One topic dealt with in only the most introductory manner is urban survival. For some reason, authors tend to gloss over this area and it vexes me. For those of us with children and elderly people to look after, relocation to a safe area away from a population center is extra difficult. Brown says if your neighbors have their own food and water, it will be possible to form a common defense with them. This is consistent with Sean Brodrick's approach in The Ultimate Suburban Survivalist Guide: The Smartest Money Moves to Prepare for Any Crisis. However, Rawles has thought about this problem deeply. His best-selling book presents the argument for a rural retreat, far enough away from a city and the highways people can use. I'm afraid that when the bad time arrives, we won't discover which author is correct until it's too late to exercise the option. However, I worked out the cost of Rawles' retreat to be tens of thousands of dollars not counting the real estate.
As with almost all survival books, many lists are presented. There are exhaustive lists for food and good content on food as well. Brown says not to worry about what we'll have to think about during this difficult time. We'll be thinking of food and how to get it. The Sarajevo War Experience list was intriguing but no sources were provided. Some very interesting comments were quoted from one Sarajevo War survivor who was not named. Apparently, toilet paper was a luxury. We could conclude toilet paper would be a great item to stock for utility and trade value, but again - I want sources.
Brown is urgent yet reasonable. He advises we start redirecting some time and energy from our normal activities toward survival preparation. The book covers Declinism in 4 pages (Chapter I), which is appropriate for a survival book. At this stage, it's prudent to limit time spent trying to figure out if the "system" is going to collapse. What is needed now is good preparation so that we may helpful to others when the time comes. Help other customers find the most helpful reviews
7 of 9 people found the following review helpful:
5.0 out of 5 stars Best Survival Book So Far...., April 16, 2011
By S. Hodges (Texas, USA) - See all my reviews
(REAL NAME) Amazon Verified Purchase(What's this?)
This review is from: Going Galt: Surviving Economic Armageddon (Paperback)
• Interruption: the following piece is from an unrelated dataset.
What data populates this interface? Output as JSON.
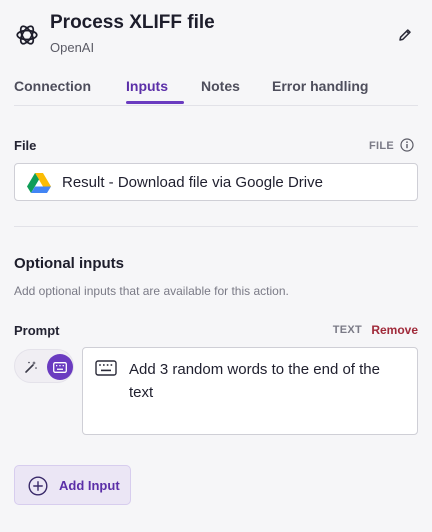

This book is readable, entertaining, and more sensible and well balanced than any other survival book I've read. I started reading a friend's copy and before finishing I was compelled to order one for my own reference library. Even though I'm fairly well prepared, I found several pointers and ideas to incorporate. Brown (unlike Rawles) doesn't make me feel like the book is just an excuse to show off his knowledge--it reads more like a conversation between friends. The editing & writing style were
acceptalble to me--I actually think a PERSON edited rather than depending on spell-check! If you are just starting to read & think about preparedness, buy this book! And if you've read all the survival books--I'll bet even you will find some little pearls! Help other customers find the most helpful reviews
2 of 2 people found the following review helpful:
5.0 out of 5 stars Food for thought..., October 11, 2011
By Thomas Griswold Jr. (Rockwall, Texas United States) - See all my reviewsAmazon Verified Purchase(What's this?)
This review is from: Going Galt: Surviving Economic Armageddon (Paperback)
This book gives a lot of information for actions before and after society's collapse. The list of most stolen items after unrest is worth the price of the book.